Italy - 1939-1945
It's a little bit awkward to find that the Italian camouflage picture is either fairly straightforward or that we’re missing an awful lot. I’ve only secondary sources to go on.
Italian armour began the war in one of two base tones.
Grigio Verde Scuro – the most common tone a dark grey green. This was at least as dark in tone as British Khaki Green G3 or Slate 34, to judge from black and white photos. Pignato suggests FS595b 35159 as a match. This is a medium-dark green with a distinct grey aspect
Humbrol 102 + black is an option for this, perhaps using 111 or even 224 to grey it if needed
Marrone Rossiccio - The alternative – seen on CV3/33 and 35 tankettes and apparently on M11/39s - was a base of brick or rust red –– with overpainting in the grey green, either as vertical bands or a small hard edged blotches. Steve Zaloga at one time refers to it as rosso ruggine.
Marrone Rossiccio is generally interpreted as a medium brick red. This shows in black and white with moderate contrast against the green. In one instance this is noted on an M13/40 as a single overall tone. Pignato quotes FS20100 as a match – in Humbrol terms 186+black may be close

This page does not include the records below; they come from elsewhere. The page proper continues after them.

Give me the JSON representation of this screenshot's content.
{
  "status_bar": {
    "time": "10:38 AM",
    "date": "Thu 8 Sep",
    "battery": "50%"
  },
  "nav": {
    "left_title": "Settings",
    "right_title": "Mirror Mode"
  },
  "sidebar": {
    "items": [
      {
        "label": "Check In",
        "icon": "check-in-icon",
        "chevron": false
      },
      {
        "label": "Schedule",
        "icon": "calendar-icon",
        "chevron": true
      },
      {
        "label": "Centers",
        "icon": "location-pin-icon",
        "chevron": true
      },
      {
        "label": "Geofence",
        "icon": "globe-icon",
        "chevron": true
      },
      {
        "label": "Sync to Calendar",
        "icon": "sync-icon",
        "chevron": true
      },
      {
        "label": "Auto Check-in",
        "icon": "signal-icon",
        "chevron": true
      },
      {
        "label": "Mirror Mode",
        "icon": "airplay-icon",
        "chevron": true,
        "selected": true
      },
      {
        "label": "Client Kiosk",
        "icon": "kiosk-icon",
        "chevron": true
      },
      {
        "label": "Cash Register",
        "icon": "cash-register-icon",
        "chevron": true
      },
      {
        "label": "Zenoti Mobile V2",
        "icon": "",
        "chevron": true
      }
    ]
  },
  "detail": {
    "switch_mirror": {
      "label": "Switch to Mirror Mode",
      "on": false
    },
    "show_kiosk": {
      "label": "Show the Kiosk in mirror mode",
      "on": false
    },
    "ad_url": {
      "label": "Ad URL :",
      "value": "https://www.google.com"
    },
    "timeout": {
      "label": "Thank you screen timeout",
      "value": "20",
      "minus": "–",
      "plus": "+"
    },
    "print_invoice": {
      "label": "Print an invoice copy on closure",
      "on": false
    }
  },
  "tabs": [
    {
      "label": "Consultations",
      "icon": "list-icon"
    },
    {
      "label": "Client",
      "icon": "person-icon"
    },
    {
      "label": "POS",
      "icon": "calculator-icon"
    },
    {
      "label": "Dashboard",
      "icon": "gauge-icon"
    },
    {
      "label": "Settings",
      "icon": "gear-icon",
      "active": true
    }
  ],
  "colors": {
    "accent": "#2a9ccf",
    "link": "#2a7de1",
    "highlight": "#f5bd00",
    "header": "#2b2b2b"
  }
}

All the armour facing the British in Egypt and Libya in 1940 seems to have been painted in the green or brick-red/green scheme, with the exception of a small number of M11/39s – perhaps only one battalion - which appear to have been in a hard edged three tone scheme akin to British Caunter, but of unknown colours, I think its fair to assume that the base tone – the lightest – was some form of sand. The middle tone offers relatively little contrast with the base tone, but contrasts more with the darkest than the standard red-brown does with dark grey green. The dark colour is dark enough to be the dark grey green.
From February 1941 all M13/40s and their relatives were painted sand “Giallo Sabbio” in the factory. Bovington’s M13/40 or 14/41 and L3 are a base tone very like British Light Stone, but I’m satisfied that as this goes over some earlier museum labelling its not original. However the L3’s flame trailer seems to be original, and shows a dark “Light Stone” with an overspray in something close to FS34159
Pignato offers 20260 as a match – this is close to Humbrol 93. Adam Geibel suggests a Floquil mix of RR83 Mud: M31 Yellow and RR11 Reefer White in ratio 10:1:1. He also notes a range of paints from an Italian firm called “Lifecolor”, which are otherwise unknown to me.
Mike Starmer has been given 33440 as a match and notes that this can be reproduced by a mix in Humbrol terms of 6x83, 4x93 1x24 and 1x34
Steve Zaloga suggest that whatever colour they were, it was more golden than Tamiya XF55, and when he has illustrated Italian vehicles shows a strong sand akin to Humbrol 94.
In 41-43 some Italian Armour shows up in photographs with some overspray in a contrasting tone. It is not impossible that they tones used in these schemes were new colours, but the effects created are explicable by washing out the pre-existing grey-green and brick-red.
By 1943 Italian armour was returning to darker tones, with complex blotched patterns over sand in (presumably) the grey-green and rust tones. In between sprayed patterns in one or two tones appear.
Interiors seem to have been white
Geibel, Adam Iron coffins: Italian Medium Tanks M13 and M14 Darlington Productions, [undated] (Museum Ordnance Special Number 2); Pignato, N and Simula, C M13/40 Profile Publications, 1967 (Armour in Profile Number 14) and particularly Italian Medium Tanks in action Squadron Signal, 2001 (Armor 39). Zaloga, Steve Steel chariot Militray Modelling Vol.30 No1, Jan. 2000 pp. 34-35. Also Zaloga’s Blitzkreig and Eastern Front cited French and Russian sections here.
ã Mike Cooper, 2004